### BRIEF
Lines that contain the string "method" are the ones to list; copy all of them from the records.

App and web page records:

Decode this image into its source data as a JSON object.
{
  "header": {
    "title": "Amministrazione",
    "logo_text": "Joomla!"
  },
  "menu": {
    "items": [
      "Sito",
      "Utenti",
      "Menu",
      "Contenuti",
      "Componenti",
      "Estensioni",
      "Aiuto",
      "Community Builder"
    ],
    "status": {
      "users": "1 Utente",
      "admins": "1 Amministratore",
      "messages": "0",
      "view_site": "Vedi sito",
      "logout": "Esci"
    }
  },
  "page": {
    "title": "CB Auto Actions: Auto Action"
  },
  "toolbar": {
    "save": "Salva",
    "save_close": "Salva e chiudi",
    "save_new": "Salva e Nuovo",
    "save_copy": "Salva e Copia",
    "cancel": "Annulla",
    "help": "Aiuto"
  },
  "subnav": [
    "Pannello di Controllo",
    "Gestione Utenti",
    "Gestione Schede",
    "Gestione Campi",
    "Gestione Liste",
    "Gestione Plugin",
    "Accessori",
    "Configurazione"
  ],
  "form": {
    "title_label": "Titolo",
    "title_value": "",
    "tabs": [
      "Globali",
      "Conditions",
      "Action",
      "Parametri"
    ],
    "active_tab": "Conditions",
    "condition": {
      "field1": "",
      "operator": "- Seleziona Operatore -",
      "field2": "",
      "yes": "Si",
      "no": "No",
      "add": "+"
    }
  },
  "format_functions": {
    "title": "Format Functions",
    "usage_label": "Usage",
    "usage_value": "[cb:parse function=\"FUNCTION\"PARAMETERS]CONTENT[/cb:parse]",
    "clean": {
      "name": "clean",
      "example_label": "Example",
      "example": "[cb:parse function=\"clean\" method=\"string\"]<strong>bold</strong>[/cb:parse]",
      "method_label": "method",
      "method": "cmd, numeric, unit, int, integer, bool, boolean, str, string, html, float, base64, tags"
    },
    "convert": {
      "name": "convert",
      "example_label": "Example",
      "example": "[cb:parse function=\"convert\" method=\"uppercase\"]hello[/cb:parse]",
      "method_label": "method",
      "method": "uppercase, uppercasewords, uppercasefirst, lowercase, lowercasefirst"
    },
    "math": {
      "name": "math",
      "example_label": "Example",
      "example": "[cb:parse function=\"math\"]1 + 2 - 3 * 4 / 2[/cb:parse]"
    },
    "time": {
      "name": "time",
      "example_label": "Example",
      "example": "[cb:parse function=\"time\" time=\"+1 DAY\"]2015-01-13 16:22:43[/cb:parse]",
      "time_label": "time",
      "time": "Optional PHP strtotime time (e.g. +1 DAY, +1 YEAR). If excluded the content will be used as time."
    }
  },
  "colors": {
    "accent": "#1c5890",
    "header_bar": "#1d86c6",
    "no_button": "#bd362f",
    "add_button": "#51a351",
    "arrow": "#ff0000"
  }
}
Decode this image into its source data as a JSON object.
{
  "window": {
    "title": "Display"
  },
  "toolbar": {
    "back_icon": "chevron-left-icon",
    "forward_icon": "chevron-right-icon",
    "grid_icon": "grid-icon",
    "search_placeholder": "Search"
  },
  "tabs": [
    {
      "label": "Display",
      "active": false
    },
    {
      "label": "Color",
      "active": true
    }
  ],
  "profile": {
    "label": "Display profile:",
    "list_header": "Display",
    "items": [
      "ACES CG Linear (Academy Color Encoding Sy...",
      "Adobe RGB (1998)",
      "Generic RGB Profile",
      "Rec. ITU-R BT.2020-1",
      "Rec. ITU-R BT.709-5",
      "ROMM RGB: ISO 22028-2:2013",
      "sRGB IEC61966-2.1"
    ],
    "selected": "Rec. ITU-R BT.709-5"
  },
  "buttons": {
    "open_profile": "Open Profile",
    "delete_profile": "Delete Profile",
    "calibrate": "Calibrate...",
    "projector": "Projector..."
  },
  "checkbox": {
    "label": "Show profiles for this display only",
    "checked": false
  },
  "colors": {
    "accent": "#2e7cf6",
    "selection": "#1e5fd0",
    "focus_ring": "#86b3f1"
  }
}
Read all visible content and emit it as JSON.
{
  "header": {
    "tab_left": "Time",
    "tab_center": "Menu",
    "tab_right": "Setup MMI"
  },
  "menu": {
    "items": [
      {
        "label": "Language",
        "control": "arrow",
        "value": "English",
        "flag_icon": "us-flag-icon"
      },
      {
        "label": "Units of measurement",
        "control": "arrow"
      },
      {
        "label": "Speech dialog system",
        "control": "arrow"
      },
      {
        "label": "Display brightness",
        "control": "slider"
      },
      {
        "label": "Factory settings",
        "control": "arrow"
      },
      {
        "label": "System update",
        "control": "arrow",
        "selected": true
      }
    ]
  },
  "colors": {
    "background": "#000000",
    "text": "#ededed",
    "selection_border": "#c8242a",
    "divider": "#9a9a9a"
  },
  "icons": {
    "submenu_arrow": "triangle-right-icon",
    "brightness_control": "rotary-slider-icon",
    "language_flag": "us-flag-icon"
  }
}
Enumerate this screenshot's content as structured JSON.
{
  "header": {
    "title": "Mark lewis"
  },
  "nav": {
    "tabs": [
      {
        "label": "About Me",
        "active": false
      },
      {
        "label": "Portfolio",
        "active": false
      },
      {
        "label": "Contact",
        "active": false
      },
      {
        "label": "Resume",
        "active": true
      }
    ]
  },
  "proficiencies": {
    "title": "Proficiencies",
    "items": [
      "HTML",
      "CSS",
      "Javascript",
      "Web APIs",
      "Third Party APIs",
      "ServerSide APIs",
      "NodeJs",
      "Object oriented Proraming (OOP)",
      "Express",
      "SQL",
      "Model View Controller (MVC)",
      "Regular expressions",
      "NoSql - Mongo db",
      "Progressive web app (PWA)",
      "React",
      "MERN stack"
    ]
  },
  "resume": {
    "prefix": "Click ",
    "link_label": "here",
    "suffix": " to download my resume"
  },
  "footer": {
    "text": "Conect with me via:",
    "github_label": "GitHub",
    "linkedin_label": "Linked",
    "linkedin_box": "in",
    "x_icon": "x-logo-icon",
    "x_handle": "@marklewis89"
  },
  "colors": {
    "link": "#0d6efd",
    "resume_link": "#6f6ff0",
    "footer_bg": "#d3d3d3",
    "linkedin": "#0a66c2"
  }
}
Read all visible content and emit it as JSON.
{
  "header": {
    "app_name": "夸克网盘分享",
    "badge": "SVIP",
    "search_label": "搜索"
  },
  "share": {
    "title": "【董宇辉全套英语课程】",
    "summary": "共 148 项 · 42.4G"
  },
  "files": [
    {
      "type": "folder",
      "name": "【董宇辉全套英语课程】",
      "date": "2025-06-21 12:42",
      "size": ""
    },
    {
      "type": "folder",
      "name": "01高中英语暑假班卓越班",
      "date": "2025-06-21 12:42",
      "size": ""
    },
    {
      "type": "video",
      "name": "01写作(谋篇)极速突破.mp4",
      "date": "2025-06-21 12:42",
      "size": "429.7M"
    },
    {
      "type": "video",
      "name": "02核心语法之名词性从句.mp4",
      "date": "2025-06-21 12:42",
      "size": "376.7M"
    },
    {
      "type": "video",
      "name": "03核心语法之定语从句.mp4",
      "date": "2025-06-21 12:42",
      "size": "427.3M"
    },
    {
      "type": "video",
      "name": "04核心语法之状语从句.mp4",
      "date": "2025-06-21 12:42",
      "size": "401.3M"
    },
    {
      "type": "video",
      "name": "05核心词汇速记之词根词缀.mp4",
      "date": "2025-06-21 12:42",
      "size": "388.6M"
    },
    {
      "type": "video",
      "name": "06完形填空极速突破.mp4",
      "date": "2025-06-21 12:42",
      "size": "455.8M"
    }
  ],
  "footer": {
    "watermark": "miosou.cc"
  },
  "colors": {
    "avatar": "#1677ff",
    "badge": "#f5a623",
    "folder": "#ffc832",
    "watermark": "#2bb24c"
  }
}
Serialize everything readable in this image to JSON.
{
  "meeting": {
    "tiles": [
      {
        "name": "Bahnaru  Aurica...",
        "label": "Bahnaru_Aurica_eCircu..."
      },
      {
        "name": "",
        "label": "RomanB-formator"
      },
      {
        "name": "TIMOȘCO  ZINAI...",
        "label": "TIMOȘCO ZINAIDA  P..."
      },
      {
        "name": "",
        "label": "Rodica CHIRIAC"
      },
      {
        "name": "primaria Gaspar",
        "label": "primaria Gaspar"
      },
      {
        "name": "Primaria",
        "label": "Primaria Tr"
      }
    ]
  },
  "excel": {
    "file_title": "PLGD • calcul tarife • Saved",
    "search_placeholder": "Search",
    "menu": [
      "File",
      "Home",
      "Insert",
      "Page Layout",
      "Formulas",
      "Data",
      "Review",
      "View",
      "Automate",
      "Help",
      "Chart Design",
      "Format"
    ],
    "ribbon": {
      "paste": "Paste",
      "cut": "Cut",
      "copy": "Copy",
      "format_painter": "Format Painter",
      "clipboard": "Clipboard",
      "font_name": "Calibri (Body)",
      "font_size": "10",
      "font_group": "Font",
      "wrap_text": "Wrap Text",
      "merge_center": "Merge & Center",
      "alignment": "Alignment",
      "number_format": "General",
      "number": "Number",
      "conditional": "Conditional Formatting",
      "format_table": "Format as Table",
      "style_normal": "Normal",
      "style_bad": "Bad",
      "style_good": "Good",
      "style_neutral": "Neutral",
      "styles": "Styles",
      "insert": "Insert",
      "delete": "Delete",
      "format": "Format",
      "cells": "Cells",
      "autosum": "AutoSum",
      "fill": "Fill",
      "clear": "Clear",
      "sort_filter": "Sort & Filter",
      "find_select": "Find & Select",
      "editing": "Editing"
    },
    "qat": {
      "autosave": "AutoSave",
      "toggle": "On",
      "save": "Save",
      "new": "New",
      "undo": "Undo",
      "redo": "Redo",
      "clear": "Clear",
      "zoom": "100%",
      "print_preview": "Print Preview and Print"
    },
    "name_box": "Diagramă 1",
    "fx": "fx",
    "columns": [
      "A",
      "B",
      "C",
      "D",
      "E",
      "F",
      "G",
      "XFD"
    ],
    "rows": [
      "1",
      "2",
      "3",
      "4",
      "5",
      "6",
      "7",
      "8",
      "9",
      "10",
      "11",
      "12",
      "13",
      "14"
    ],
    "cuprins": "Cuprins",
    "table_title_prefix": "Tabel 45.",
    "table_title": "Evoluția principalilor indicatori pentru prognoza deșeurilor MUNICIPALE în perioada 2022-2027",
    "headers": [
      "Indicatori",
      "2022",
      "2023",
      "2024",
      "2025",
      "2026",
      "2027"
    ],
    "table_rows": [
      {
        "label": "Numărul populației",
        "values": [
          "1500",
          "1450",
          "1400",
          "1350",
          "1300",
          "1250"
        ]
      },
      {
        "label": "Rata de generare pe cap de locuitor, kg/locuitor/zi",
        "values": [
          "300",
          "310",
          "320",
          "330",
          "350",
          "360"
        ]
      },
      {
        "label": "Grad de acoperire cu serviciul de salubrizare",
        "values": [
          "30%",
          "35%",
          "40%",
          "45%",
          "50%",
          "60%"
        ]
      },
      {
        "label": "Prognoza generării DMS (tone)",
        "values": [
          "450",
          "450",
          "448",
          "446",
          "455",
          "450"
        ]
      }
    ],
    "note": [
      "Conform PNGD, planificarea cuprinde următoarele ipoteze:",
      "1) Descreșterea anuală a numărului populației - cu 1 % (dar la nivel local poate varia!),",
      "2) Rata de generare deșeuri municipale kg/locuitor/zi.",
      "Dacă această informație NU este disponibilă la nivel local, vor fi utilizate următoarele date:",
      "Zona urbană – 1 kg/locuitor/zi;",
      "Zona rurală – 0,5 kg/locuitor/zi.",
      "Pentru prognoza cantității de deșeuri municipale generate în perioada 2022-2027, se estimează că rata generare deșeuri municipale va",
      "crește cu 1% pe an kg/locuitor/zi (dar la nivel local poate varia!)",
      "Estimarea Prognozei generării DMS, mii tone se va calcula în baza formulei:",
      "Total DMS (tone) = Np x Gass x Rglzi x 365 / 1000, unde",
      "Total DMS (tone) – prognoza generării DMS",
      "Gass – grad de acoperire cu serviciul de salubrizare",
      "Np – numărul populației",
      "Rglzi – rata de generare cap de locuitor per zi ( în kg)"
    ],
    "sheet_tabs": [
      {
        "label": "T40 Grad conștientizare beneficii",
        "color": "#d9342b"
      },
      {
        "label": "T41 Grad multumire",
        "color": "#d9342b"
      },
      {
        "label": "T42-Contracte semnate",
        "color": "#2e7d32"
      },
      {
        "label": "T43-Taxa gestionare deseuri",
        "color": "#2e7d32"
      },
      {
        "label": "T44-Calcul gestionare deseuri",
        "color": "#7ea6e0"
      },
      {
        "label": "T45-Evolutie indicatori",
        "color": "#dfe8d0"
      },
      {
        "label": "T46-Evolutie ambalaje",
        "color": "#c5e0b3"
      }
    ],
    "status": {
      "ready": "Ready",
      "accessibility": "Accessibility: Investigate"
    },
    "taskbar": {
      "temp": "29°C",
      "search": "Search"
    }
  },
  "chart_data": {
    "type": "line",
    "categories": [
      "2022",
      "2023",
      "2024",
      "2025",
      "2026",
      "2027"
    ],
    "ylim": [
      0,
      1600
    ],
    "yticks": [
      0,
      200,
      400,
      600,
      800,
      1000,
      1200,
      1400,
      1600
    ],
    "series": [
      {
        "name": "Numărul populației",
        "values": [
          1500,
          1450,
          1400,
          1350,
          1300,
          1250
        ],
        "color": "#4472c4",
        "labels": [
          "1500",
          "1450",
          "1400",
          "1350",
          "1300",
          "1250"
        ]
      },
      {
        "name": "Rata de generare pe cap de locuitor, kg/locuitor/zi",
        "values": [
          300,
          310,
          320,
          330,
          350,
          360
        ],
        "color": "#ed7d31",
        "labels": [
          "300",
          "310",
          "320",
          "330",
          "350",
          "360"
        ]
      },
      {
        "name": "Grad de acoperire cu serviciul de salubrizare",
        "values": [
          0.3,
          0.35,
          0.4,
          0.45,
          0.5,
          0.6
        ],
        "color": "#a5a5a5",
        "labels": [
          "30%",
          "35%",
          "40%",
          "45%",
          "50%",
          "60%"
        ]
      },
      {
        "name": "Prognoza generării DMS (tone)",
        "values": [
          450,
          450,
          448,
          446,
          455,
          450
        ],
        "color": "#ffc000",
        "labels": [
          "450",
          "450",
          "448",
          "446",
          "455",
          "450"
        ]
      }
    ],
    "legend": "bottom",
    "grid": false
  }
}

### RESPONSE TO THE TASK
      "example": "[cb:parse function=\"clean\" method=\"string\"]<strong>bold</strong>[/cb:parse]",
      "method_label": "method",
      "method": "cmd, numeric, unit, int, integer, bool, boolean, str, string, html, float, base64, tags"
      "example": "[cb:parse function=\"convert\" method=\"uppercase\"]hello[/cb:parse]",
      "method_label": "method",
      "method": "uppercase, uppercasewords, uppercasefirst, lowercase, lowercasefirst"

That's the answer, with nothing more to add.